- **PROBLEM DETAILS**:
For every record beneath this instruction, give an exact repetition, omitting images.

- **GIVEN DATA**:
- Opening Delimiter -

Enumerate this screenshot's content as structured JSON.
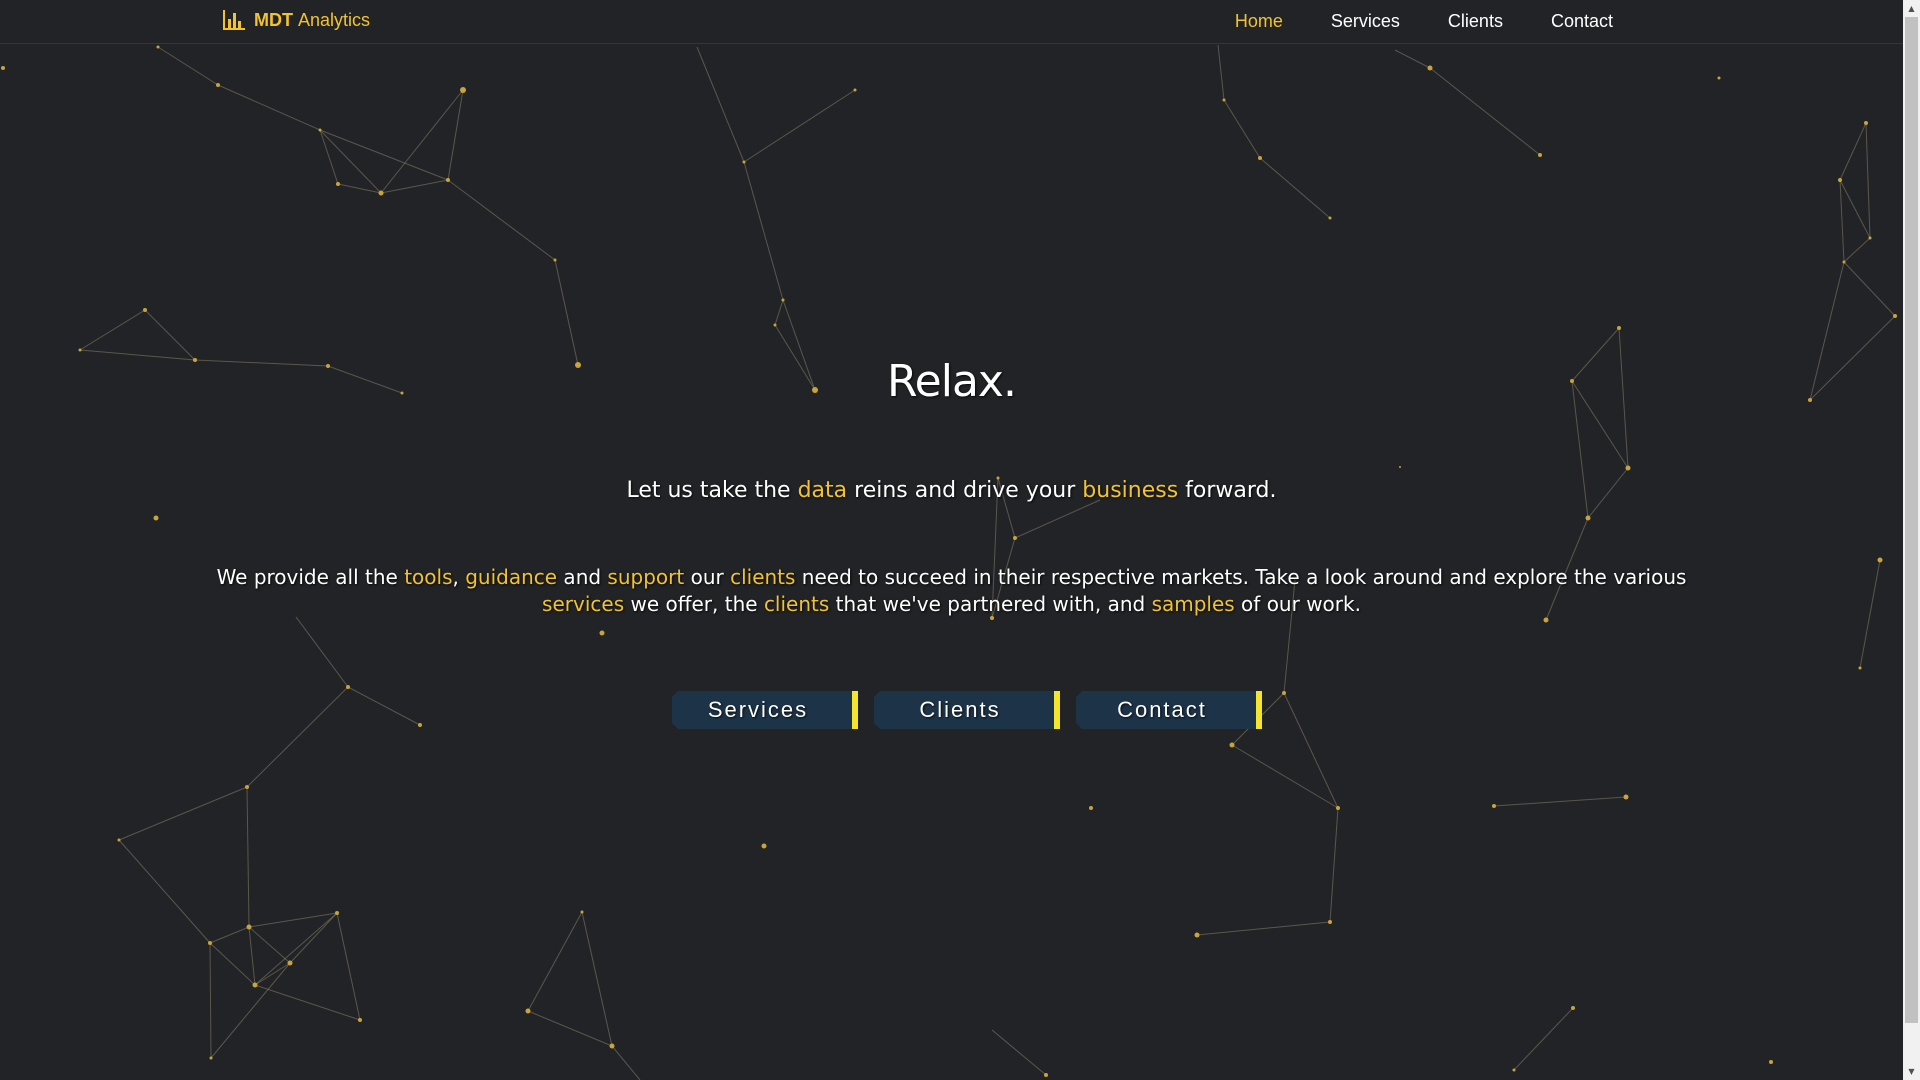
{
  "brand": {
    "bold": "MDT",
    "name": "Analytics",
    "icon": "bar-chart-icon"
  },
  "nav": {
    "items": [
      {
        "label": "Home",
        "active": true
      },
      {
        "label": "Services",
        "active": false
      },
      {
        "label": "Clients",
        "active": false
      },
      {
        "label": "Contact",
        "active": false
      }
    ]
  },
  "hero": {
    "title": "Relax.",
    "tagline": {
      "t1": "Let us take the ",
      "h1": "data",
      "t2": " reins and drive your ",
      "h2": "business",
      "t3": " forward."
    },
    "description": {
      "t1": "We provide all the ",
      "h1": "tools",
      "t2": ", ",
      "h2": "guidance",
      "t3": " and ",
      "h3": "support",
      "t4": " our ",
      "h4": "clients",
      "t5": " need to succeed in their respective markets. Take a look around and explore the various ",
      "h5": "services",
      "t6": " we offer, the ",
      "h6": "clients",
      "t7": " that we've partnered with, and ",
      "h7": "samples",
      "t8": " of our work."
    },
    "buttons": [
      "Services",
      "Clients",
      "Contact"
    ]
  },
  "colors": {
    "background": "#212326",
    "accent": "#f2c230",
    "button_bg": "#1d3448",
    "button_edge": "#f5e62b"
  }
}
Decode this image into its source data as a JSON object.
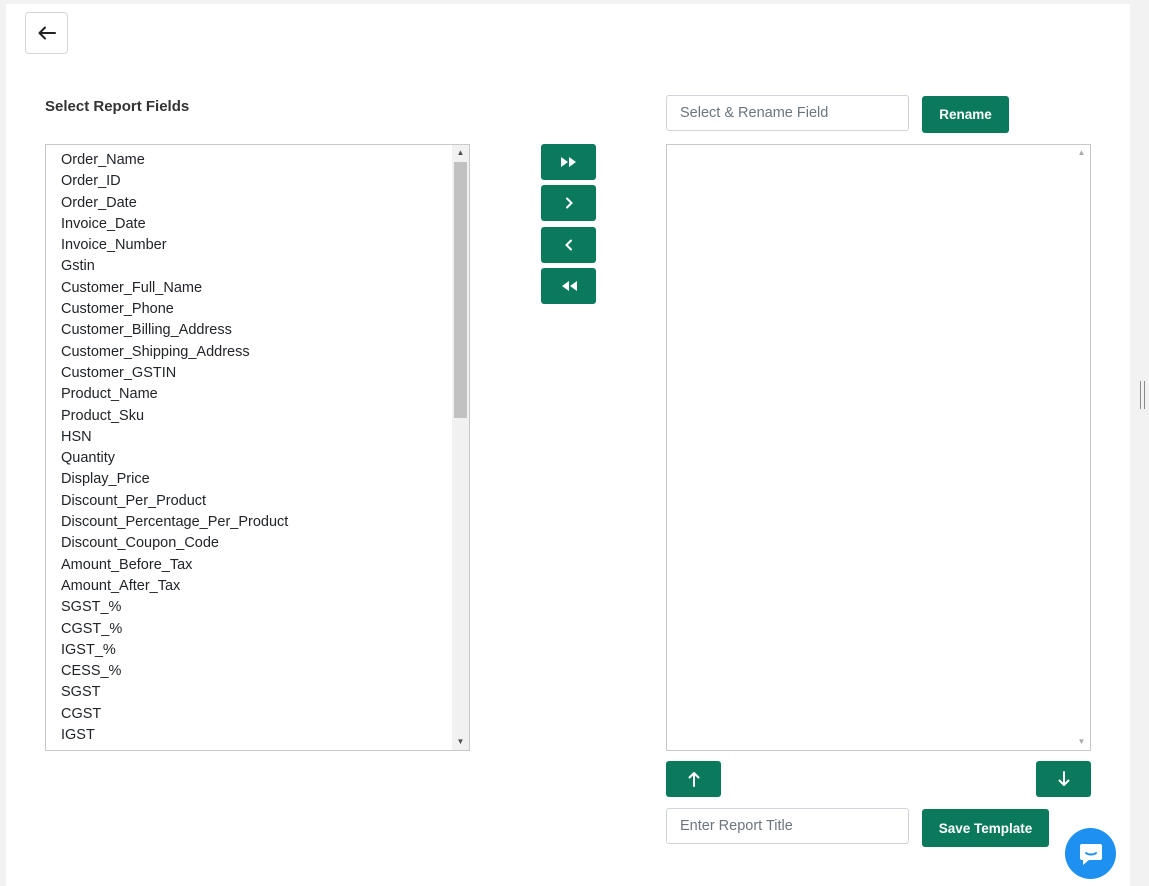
{
  "header": {
    "back_icon": "arrow-left-icon"
  },
  "left_panel": {
    "title": "Select Report Fields",
    "fields": [
      "Order_Name",
      "Order_ID",
      "Order_Date",
      "Invoice_Date",
      "Invoice_Number",
      "Gstin",
      "Customer_Full_Name",
      "Customer_Phone",
      "Customer_Billing_Address",
      "Customer_Shipping_Address",
      "Customer_GSTIN",
      "Product_Name",
      "Product_Sku",
      "HSN",
      "Quantity",
      "Display_Price",
      "Discount_Per_Product",
      "Discount_Percentage_Per_Product",
      "Discount_Coupon_Code",
      "Amount_Before_Tax",
      "Amount_After_Tax",
      "SGST_%",
      "CGST_%",
      "IGST_%",
      "CESS_%",
      "SGST",
      "CGST",
      "IGST"
    ]
  },
  "transfer_buttons": {
    "move_all_right_icon": "double-chevron-right-icon",
    "move_right_icon": "chevron-right-icon",
    "move_left_icon": "chevron-left-icon",
    "move_all_left_icon": "double-chevron-left-icon"
  },
  "right_panel": {
    "rename_placeholder": "Select & Rename Field",
    "rename_label": "Rename",
    "selected_fields": [],
    "move_up_icon": "arrow-up-icon",
    "move_down_icon": "arrow-down-icon",
    "report_title_placeholder": "Enter Report Title",
    "save_label": "Save Template"
  },
  "colors": {
    "accent": "#0b7a5c",
    "chat": "#1e90f0"
  },
  "chat_widget": {
    "icon": "chat-icon"
  }
}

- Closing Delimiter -

- **TASK ANSWER**:
Enumerate this screenshot's content as structured JSON.
{
  "brand": {
    "bold": "MDT",
    "name": "Analytics",
    "icon": "bar-chart-icon"
  },
  "nav": {
    "items": [
      {
        "label": "Home",
        "active": true
      },
      {
        "label": "Services",
        "active": false
      },
      {
        "label": "Clients",
        "active": false
      },
      {
        "label": "Contact",
        "active": false
      }
    ]
  },
  "hero": {
    "title": "Relax.",
    "tagline": {
      "t1": "Let us take the ",
      "h1": "data",
      "t2": " reins and drive your ",
      "h2": "business",
      "t3": " forward."
    },
    "description": {
      "t1": "We provide all the ",
      "h1": "tools",
      "t2": ", ",
      "h2": "guidance",
      "t3": " and ",
      "h3": "support",
      "t4": " our ",
      "h4": "clients",
      "t5": " need to succeed in their respective markets. Take a look around and explore the various ",
      "h5": "services",
      "t6": " we offer, the ",
      "h6": "clients",
      "t7": " that we've partnered with, and ",
      "h7": "samples",
      "t8": " of our work."
    },
    "buttons": [
      "Services",
      "Clients",
      "Contact"
    ]
  },
  "colors": {
    "background": "#212326",
    "accent": "#f2c230",
    "button_bg": "#1d3448",
    "button_edge": "#f5e62b"
  }
}
Decode this image into its source data as a JSON object.
{
  "header": {
    "back_icon": "arrow-left-icon"
  },
  "left_panel": {
    "title": "Select Report Fields",
    "fields": [
      "Order_Name",
      "Order_ID",
      "Order_Date",
      "Invoice_Date",
      "Invoice_Number",
      "Gstin",
      "Customer_Full_Name",
      "Customer_Phone",
      "Customer_Billing_Address",
      "Customer_Shipping_Address",
      "Customer_GSTIN",
      "Product_Name",
      "Product_Sku",
      "HSN",
      "Quantity",
      "Display_Price",
      "Discount_Per_Product",
      "Discount_Percentage_Per_Product",
      "Discount_Coupon_Code",
      "Amount_Before_Tax",
      "Amount_After_Tax",
      "SGST_%",
      "CGST_%",
      "IGST_%",
      "CESS_%",
      "SGST",
      "CGST",
      "IGST"
    ]
  },
  "transfer_buttons": {
    "move_all_right_icon": "double-chevron-right-icon",
    "move_right_icon": "chevron-right-icon",
    "move_left_icon": "chevron-left-icon",
    "move_all_left_icon": "double-chevron-left-icon"
  },
  "right_panel": {
    "rename_placeholder": "Select & Rename Field",
    "rename_label": "Rename",
    "selected_fields": [],
    "move_up_icon": "arrow-up-icon",
    "move_down_icon": "arrow-down-icon",
    "report_title_placeholder": "Enter Report Title",
    "save_label": "Save Template"
  },
  "colors": {
    "accent": "#0b7a5c",
    "chat": "#1e90f0"
  },
  "chat_widget": {
    "icon": "chat-icon"
  }
}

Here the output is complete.